-Insoles – Insoles are perhaps not an intuitive fix for length but it helps more than you think. A thicker insole (or even a whole extra insole) will make your boot feel shorter and thinner insoles (particularly at the toe) will make boots feel longer. PLUS insoles can remedy other fitting issues, see here.
-Socks – The thickness of your socks make a noticeable difference in the functional length of your foot.
-Heat-molding – Is your boot heat-moldable? If so, you can probably get a ¼ boot size of extra length.
-Material stretching – Synthetic materials will stretch very little (unless they are heat-moldable) but leather, and suede in particular, stretches up to a half size. This will take some time (how much time depends on various aspects of the leather like thickness) but things can be sped up some with leather conditioner or a lot by your local cobbler with a boot stretcher.
The width is the aspect we see disqualify boots most often and, more often than not, the problem is that boots are too narrow. But where a boot feels tight matters so much so consider where they feel narrow: the instep which is behind the ball of your foot, the “toe box” which is the width at the ball of your foot, or the toes themselves?
-Heat-molding – This typically helps a lot and remedies your specific foot.
-Lacing techniques – It’s remarkable how much comfort skipping a pair of eyelets can give. See here.
-Material stretching – Synthetic materials will stretch very little (unless they are heat-moldable) but leather, and suede in particular, can stretch quite a bit. This takes time of course (how much time depends on various aspects of the leather like thickness) but things can be sped up some with leather conditioner or a lot by your local cobbler with a boot stretcher.
FEELING IT IN YOUR SOLE (arches, heel height, heel lift)
Aftermarket insoles are pretty much the only way to accommodate abnormal arches or any arches really because almost all skates and boots come with worthless insoles (Jackson, Luigino, & Mota being exceptions: theirs are useable). There are many options for insole upgrades like Superfeet, for example, but in our experience, no company beats Dr. Scholls for variety or cost.
The top of your foot between your toes and ankle is called your instep and it really matters. Things don't often go wrong here but it can be terrible when they do. If your instep is high and your footwear doesn't accommodate, stress fractures are very possible (and they suuuuck). Also, fun fact: all your foot's blood circulation is on top of your foot and if your instep is high or you just have a habit of clamping down your laces (we call it "crank-itis"), blood flow is restricted which can make your foot cold or numb. Add the fact that female blood circulation just isn't really strong, and you can have a lot working against you.
High instep solutions
-Lacing techniques. See here.
“Heel lift” is when you shift your weight onto your toes and your heel moves upward in the back of your boot. This isn’t bothersome for everyone but for those whom are sensitive to it, it’s maddening. Heel lift is nearly impossible to eliminate since skate plates/frames are rigid (unlike running shoes for example) and your foot is not so any foot flexing will create incongruence between the sole of your foot and the sole of your boot. So temper expectations.

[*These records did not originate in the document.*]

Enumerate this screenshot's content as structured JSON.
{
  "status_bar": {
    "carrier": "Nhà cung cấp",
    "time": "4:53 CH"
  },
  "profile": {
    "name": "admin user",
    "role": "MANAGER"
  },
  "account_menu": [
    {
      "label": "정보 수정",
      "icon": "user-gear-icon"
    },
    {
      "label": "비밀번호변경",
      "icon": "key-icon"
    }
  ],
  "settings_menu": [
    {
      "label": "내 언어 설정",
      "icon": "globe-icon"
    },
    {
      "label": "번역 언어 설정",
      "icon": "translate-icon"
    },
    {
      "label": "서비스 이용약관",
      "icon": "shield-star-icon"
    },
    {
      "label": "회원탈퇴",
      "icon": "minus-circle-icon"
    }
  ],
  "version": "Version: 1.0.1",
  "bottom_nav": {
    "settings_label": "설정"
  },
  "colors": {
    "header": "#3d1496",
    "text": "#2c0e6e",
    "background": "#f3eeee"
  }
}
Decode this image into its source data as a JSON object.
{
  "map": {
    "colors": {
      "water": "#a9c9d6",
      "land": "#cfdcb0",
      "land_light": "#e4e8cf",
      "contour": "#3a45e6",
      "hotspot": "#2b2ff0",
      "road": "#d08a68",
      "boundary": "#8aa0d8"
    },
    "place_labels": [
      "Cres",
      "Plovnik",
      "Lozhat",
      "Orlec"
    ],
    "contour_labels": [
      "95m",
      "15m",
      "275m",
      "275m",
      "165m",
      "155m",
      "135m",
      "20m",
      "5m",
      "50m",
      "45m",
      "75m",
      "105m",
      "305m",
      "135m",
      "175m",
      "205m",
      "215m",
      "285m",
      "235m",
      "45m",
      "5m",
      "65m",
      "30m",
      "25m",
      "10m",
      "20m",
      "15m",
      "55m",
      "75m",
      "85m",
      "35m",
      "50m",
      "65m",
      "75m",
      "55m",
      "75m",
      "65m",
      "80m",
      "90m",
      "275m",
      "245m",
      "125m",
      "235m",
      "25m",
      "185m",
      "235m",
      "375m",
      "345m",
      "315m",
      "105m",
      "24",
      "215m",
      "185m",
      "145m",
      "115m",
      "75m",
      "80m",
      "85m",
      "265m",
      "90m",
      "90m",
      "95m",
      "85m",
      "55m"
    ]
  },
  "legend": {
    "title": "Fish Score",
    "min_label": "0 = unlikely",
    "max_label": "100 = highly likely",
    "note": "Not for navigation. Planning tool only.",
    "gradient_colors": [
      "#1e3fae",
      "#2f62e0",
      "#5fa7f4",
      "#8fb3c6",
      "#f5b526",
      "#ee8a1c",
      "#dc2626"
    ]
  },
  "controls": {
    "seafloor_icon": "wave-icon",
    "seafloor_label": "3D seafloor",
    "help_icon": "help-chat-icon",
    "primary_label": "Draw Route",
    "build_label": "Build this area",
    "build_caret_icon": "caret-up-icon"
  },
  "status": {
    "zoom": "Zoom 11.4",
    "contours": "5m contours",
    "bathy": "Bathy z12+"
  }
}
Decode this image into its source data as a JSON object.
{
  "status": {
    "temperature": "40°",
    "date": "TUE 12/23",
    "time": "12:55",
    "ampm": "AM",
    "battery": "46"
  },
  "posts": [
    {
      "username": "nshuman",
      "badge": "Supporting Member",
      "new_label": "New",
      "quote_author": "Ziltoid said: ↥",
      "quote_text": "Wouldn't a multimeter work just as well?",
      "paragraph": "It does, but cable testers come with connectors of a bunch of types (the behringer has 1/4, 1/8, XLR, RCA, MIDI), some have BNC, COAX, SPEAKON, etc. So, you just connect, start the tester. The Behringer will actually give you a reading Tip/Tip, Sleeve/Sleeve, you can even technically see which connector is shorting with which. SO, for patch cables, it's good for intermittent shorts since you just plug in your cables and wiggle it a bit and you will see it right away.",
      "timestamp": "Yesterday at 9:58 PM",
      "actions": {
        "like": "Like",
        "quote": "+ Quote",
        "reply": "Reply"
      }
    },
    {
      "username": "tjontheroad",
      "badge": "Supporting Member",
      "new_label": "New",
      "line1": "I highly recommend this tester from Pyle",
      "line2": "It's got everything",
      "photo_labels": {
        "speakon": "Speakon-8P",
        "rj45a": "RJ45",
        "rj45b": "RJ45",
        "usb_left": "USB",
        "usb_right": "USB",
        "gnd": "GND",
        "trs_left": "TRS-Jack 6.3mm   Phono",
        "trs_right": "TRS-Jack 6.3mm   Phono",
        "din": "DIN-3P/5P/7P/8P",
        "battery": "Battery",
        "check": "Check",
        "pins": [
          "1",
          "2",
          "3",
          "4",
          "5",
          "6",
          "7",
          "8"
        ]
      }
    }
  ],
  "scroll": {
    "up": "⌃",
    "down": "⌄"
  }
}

Heel lift solutions
-Lacing techniques. See here.
-Heat-molding - During the heat-molding process, squeeze the boot at your achilles and above your heel while the boots are cooling to close the material around your foot.
-Straps – Many boots have instep straps built in which help but aftermarket straps like Powerslide Myfit straps give the advantage of holding your foot down to both the boot AND the plate/frame making your heel more static.